What you need to know:

Arbitration panels may be permitted to conduct ex parte meetings with panel-retained experts, so long as the panel provides the parties with other procedural safeguards to ensure a fair hearing.

What you need to do:

Reinsurers and insurers should consider agreeing in advance of arbitration proceedings whether to empower the panel to retain its own experts and, if so, whether the panel may conduct ex parte meetings with such experts.


In an action to vacate an arbitration award, the Ninth Circuit ruled, in United States Life Insurance Co. v. Superior National Insurance Co., that an arbitration panel’s ex parte meeting with panel-retained experts did not violate the Federal Arbitration Act.

US Life reinsured Superior National Insurance Company and other insurers, collectively known as SNICIL. US Life alleged that SNICIL had engaged in improper claims handling practices, resulting in bills to US Life in excess of the amounts due under the reinsurance contract. The parties agreed to arbitrate the claim and selected a three-person panel in the usual fashion, with each party selecting an arbitrator and the two arbitrators selecting a neutral third member. After a hearing in which each party presented its own expert testimony, the panel was unable to reach a decision and advised the parties that two panel-appointed experts would be retained to review the bills at issue.

The panel determined that it would meet privately with the experts. After the ex parte meeting, however, the panel-retained experts’ written conclusions were shared with the parties, a two-day hearing was held for the parties to question the experts and pre- and post-hearing briefs were allowed.
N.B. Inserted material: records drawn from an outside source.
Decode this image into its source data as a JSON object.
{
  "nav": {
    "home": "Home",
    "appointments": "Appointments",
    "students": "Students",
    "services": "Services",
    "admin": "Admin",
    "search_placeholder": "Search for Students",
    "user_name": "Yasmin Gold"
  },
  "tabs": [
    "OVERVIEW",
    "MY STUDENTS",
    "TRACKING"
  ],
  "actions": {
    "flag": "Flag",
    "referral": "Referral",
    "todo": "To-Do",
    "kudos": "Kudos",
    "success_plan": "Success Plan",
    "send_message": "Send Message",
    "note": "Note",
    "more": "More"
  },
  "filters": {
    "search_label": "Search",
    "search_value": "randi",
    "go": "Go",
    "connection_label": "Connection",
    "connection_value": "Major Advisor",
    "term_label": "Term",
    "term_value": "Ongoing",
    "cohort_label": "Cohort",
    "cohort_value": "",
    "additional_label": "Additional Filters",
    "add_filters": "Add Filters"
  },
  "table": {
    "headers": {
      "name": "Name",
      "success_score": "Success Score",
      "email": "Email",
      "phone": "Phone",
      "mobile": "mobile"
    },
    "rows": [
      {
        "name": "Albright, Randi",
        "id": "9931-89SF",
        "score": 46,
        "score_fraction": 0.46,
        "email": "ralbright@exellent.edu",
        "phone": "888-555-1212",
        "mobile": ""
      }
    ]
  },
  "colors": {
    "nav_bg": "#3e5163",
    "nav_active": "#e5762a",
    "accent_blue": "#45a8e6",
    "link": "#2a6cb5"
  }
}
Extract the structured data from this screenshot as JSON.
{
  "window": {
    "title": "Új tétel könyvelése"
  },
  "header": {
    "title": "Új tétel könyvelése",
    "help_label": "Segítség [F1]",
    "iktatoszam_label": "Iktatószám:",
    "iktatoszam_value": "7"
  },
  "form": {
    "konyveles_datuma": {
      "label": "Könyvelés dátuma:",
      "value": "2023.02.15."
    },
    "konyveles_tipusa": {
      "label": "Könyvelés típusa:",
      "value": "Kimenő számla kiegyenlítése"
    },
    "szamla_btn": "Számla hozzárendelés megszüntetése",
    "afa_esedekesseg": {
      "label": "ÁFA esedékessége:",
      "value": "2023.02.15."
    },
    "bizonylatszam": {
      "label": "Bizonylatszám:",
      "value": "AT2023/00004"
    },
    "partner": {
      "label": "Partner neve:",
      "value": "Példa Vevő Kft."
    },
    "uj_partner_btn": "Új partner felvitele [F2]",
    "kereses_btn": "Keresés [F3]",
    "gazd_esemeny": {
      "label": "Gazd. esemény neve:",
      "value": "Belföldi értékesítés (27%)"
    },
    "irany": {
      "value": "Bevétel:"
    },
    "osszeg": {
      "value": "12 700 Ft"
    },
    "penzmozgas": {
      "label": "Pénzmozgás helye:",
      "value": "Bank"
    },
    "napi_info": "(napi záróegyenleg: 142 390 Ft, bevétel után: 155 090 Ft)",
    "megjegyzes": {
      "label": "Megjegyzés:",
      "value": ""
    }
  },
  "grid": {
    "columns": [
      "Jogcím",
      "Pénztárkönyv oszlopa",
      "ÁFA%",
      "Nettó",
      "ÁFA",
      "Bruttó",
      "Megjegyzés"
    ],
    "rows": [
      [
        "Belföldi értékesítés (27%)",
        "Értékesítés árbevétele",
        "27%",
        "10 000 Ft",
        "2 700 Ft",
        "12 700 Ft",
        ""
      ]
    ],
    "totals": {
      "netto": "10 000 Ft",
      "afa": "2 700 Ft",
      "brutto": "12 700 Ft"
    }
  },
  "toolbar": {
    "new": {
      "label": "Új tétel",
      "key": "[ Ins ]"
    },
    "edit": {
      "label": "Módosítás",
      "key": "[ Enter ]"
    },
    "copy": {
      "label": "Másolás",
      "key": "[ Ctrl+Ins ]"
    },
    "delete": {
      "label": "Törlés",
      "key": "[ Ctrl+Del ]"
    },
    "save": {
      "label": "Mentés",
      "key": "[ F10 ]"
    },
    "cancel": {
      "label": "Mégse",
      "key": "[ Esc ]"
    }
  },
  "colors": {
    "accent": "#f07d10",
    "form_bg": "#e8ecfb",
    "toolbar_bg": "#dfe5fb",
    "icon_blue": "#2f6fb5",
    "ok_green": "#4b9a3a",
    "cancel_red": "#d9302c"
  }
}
The panel ultimately issued an award unfavorable to US Life, which filed an action to vacate the award under §10(a)(3) of the FAA because of the ex parte meeting.

Section 10(a)(3) of the FAA provides, in relevant part, that a US court may vacate an arbitration award “where the arbitrators were guilty of misconduct in … refusing to hear evidence pertinent and material to the controversy; or of any other misbehavior by which the rights of any party have been prejudiced.”
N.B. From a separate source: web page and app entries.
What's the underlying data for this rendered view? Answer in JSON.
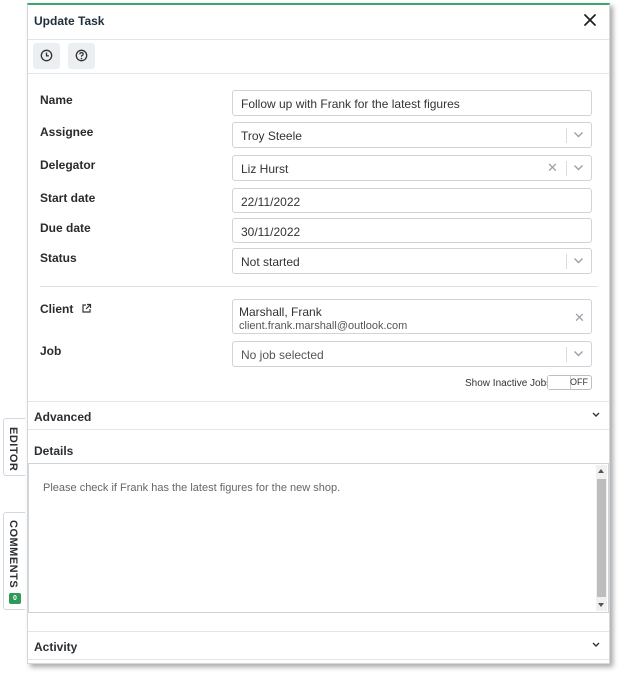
{
  "dialog": {
    "title": "Update Task"
  },
  "toolbar": {
    "history_icon": "clock-icon",
    "help_icon": "question-icon"
  },
  "form": {
    "name": {
      "label": "Name",
      "value": "Follow up with Frank for the latest figures"
    },
    "assignee": {
      "label": "Assignee",
      "value": "Troy Steele"
    },
    "delegator": {
      "label": "Delegator",
      "value": "Liz Hurst"
    },
    "start_date": {
      "label": "Start date",
      "value": "22/11/2022"
    },
    "due_date": {
      "label": "Due date",
      "value": "30/11/2022"
    },
    "status": {
      "label": "Status",
      "value": "Not started"
    },
    "client": {
      "label": "Client",
      "name": "Marshall, Frank",
      "email": "client.frank.marshall@outlook.com",
      "link_icon": "external-link-icon"
    },
    "job": {
      "label": "Job",
      "placeholder": "No job selected"
    },
    "inactive_jobs": {
      "label": "Show Inactive Jobs",
      "state": "OFF"
    }
  },
  "sections": {
    "advanced": "Advanced",
    "details": "Details",
    "details_text": "Please check if Frank has the latest figures for the new shop.",
    "activity": "Activity"
  },
  "side_tabs": {
    "editor": "EDITOR",
    "comments": "COMMENTS",
    "comments_count": "0"
  },
  "colors": {
    "accent": "#3aa86a",
    "badge": "#2e9a57"
  }
}
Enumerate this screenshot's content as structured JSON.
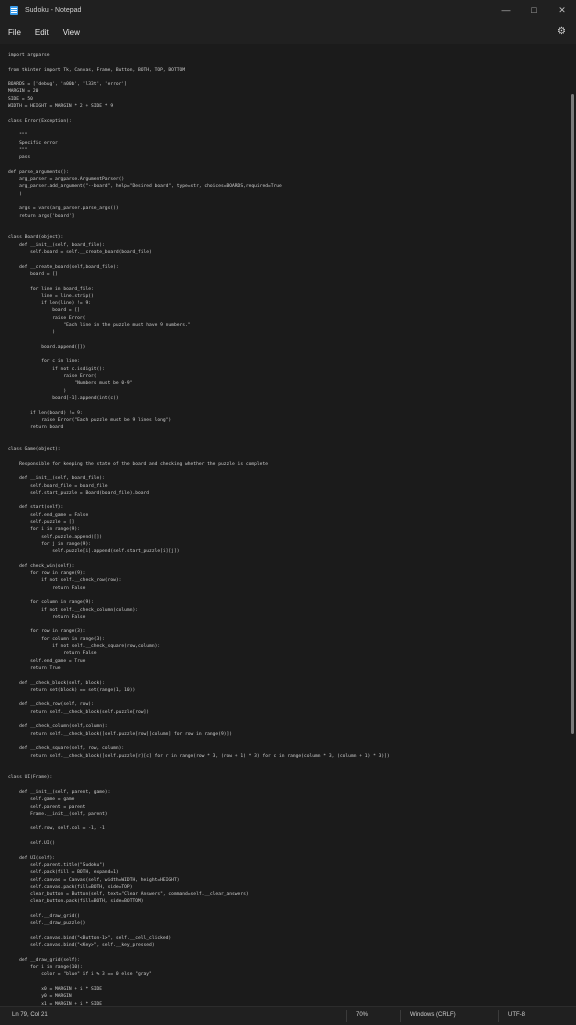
{
  "window": {
    "title": "Sudoku - Notepad",
    "controls": {
      "minimize": "—",
      "maximize": "□",
      "close": "✕"
    }
  },
  "menu": {
    "file": "File",
    "edit": "Edit",
    "view": "View"
  },
  "editor": {
    "code": "import argparse\n\nfrom tkinter import Tk, Canvas, Frame, Button, BOTH, TOP, BOTTOM\n\nBOARDS = ['debug', 'n00b', 'l33t', 'error']\nMARGIN = 20\nSIDE = 50\nWIDTH = HEIGHT = MARGIN * 2 + SIDE * 9\n\nclass Error(Exception):\n\n    \"\"\"\n    Specific error\n    \"\"\"\n    pass\n\ndef parse_arguments():\n    arg_parser = argparse.ArgumentParser()\n    arg_parser.add_argument(\"--board\", help=\"Desired board\", type=str, choices=BOARDS,required=True\n    )\n\n    args = vars(arg_parser.parse_args())\n    return args['board']\n\n\nclass Board(object):\n    def __init__(self, board_file):\n        self.board = self.__create_board(board_file)\n\n    def __create_board(self,board_file):\n        board = []\n\n        for line in board_file:\n            line = line.strip()\n            if len(line) != 9:\n                board = []\n                raise Error(\n                    \"Each line in the puzzle must have 9 numbers.\"\n                )\n\n            board.append([])\n\n            for c in line:\n                if not c.isdigit():\n                    raise Error(\n                        \"Numbers must be 0-9\"\n                    )\n                board[-1].append(int(c))\n\n        if len(board) != 9:\n            raise Error(\"Each puzzle must be 9 lines long\")\n        return board\n\n\nclass Game(object):\n\n    Responsible for keeping the state of the board and checking whether the puzzle is complete\n\n    def __init__(self, board_file):\n        self.board_file = board_file\n        self.start_puzzle = Board(board_file).board\n\n    def start(self):\n        self.end_game = False\n        self.puzzle = []\n        for i in range(9):\n            self.puzzle.append([])\n            for j in range(9):\n                self.puzzle[i].append(self.start_puzzle[i][j])\n\n    def check_win(self):\n        for row in range(9):\n            if not self.__check_row(row):\n                return False\n\n        for column in range(9):\n            if not self.__check_column(column):\n                return False\n\n        for row in range(3):\n            for column in range(3):\n                if not self.__check_square(row,column):\n                    return False\n        self.end_game = True\n        return True\n\n    def __check_block(self, block):\n        return set(block) == set(range(1, 10))\n\n    def __check_row(self, row):\n        return self.__check_block(self.puzzle[row])\n\n    def __check_column(self,column):\n        return self.__check_block([self.puzzle[row][column] for row in range(9)])\n\n    def __check_square(self, row, column):\n        return self.__check_block([self.puzzle[r][c] for r in range(row * 3, (row + 1) * 3) for c in range(column * 3, (column + 1) * 3)])\n\n\nclass UI(Frame):\n\n    def __init__(self, parent, game):\n        self.game = game\n        self.parent = parent\n        Frame.__init__(self, parent)\n\n        self.row, self.col = -1, -1\n\n        self.UI()\n\n    def UI(self):\n        self.parent.title(\"Sudoku\")\n        self.pack(fill = BOTH, expand=1)\n        self.canvas = Canvas(self, width=WIDTH, height=HEIGHT)\n        self.canvas.pack(fill=BOTH, side=TOP)\n        clear_button = Button(self, text=\"Clear Answers\", command=self.__clear_answers)\n        clear_button.pack(fill=BOTH, side=BOTTOM)\n\n        self.__draw_grid()\n        self.__draw_puzzle()\n\n        self.canvas.bind(\"<Button-1>\", self.__cell_clicked)\n        self.canvas.bind(\"<Key>\", self.__key_pressed)\n\n    def __draw_grid(self):\n        for i in range(10):\n            color = \"blue\" if i % 3 == 0 else \"gray\"\n\n            x0 = MARGIN + i * SIDE\n            y0 = MARGIN\n            x1 = MARGIN + i * SIDE"
  },
  "statusbar": {
    "position": "Ln 79, Col 21",
    "zoom": "70%",
    "line_ending": "Windows (CRLF)",
    "encoding": "UTF-8"
  }
}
The Ninth Circuit held that the arbitrator’s ex parte meeting with the experts was neither a refusal to hear evidence pertinent and material to the controversy, nor misbehavior prejudicing the rights of the parties. The Court began its analysis by noting that arbitration is not governed by the federal courts’ strict procedural and evidentiary requirements, and held as follows:

  • The panel had authority to adopt its own rules of procedure, and it did.
  • The panel’s ex parte meeting with the panel-retained experts was not a refusal to hear pertinent and material evidence because, although the parties were not privy to what occurred during the ex parte meeting, the panel gave the parties ample opportunity to discover and critique the conclusions and qualifications of the panel-retained experts.
  • While the parties did not specifically stipulate to the ex parte meeting, they did allow the panel to adopt such other processes and procedures as the panel deemed fair and appropriate.

In reaching its holding, the Ninth Circuit expressly disagreed with caselaw from the Fifth Circuit stating that “[a]rbitrators cannot conduct ex parte hearings or receive evidence except in the presence of each other and of the parties, unless otherwise stipulated.” The Ninth Circuit found this prohibition to be too broad in light of the Supreme Court’s holding in Hall Street—i.e., that the FAA provides the exclusive grounds for vacating an arbitration award—because the FAA does not expressly prohibit ex parte contacts.


Under the FAA, the Ninth Circuit ruled that an arbitration panel may conduct ex parte meetings with panel-retained experts, as long as the arbitration process provides the parties with mechanisms to ensure a fundamentally fair arbitration.